As pointed out by BT at very early stage back in March, India is not adequately equipped with health infrastructure and logistics to face a deluge of COVID-19 infections. Sadly, that is exactly what is happening in India right now. The number of COVID-19 increased by 28,498 in the past 24 hours taking the national figure of COVID-19 infections to almost 1 million infections – 906,752 to be precise, according to the US based and world leader website of Johns Hopkins Unversity’s Coronavirus centre.
India is now sitting at number three on the top of the worst-affected country in terms of infections, only behind the United States and Brazil.
The infections have increased by 100,000 in four days. The total death toll of COVID-19 stands at 23, 277, including 553 deaths in the last 24 hours.
Those who find the deaths number somewhat ‘acceptable’ despite 1 million infections, say that the ratio of deaths compared to infections, is not all that bad. They compare Indian death toll with that of Brazil where we have just above the double of infections – 1, 926, 824 infections and far more than three times as many deaths -74, 133. Also in the case of United States, the infection numbers are 3, 413,574 just over 3.5 times and the number of deaths is far greater – sitting at 136,466 which is almost six times that of India’s.
Some experts believe India’s practice of vaccinating the general population with BCG strains to protect them against childhood tuberculosis – may be one reason for its population to cope better fighting the virus despite the 1 million infections. Others believe the weather – It is summer in India right now – is also a factor in people not developing as many complications.

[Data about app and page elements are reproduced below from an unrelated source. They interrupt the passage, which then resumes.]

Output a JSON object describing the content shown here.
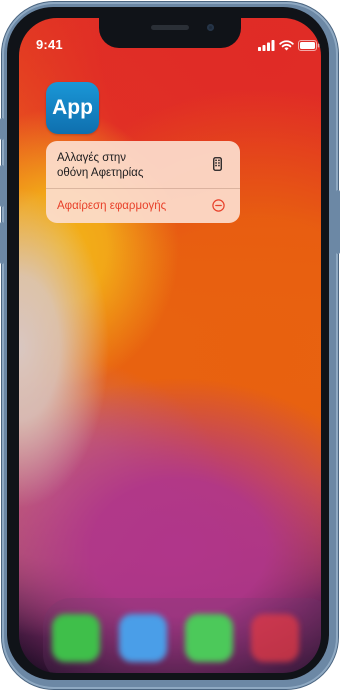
{
  "status_bar": {
    "time": "9:41"
  },
  "home_screen": {
    "app_icon_label": "App",
    "app_icon_color": "#1a8ccb"
  },
  "context_menu": {
    "items": [
      {
        "label": "Αλλαγές στην\nοθόνη Αφετηρίας",
        "icon": "phone-screen-icon",
        "destructive": false
      },
      {
        "label": "Αφαίρεση εφαρμογής",
        "icon": "minus-circle-icon",
        "destructive": true
      }
    ]
  },
  "dock": {
    "apps": [
      {
        "icon": "phone-app-icon",
        "color": "#3fbf4a"
      },
      {
        "icon": "safari-app-icon",
        "color": "#4a9ee8"
      },
      {
        "icon": "messages-app-icon",
        "color": "#4cc95a"
      },
      {
        "icon": "music-app-icon",
        "color": "#f0384e"
      }
    ]
  },
  "colors": {
    "destructive": "#e8402a",
    "menu_background": "#fcddcc",
    "frame": "#6c88a5"
  }
}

But the situation is grim and getting worse and India is no longer under nationwide lockdown.
Eight of India’s 28 states account for nearly 90 per cent of infections. The states of Maharashtra, Tamil Nadu and New Delhi are the worst hit states.
The rising cases of infections have prompted some local authorities to reimpose partial lockdowns during which only essentials including grocery and milk vendors, doctors’ clinics, chemist shops and emergency services are allowed open.
‘The life is back to normal – ‘new normal’ with social distancing, using masks & hand sanitizers and working remotely if possible – is the way to start making a contribution to our economy as advised by Modiji’ Rajendra Bansal told BT over the phone from Chandigarh.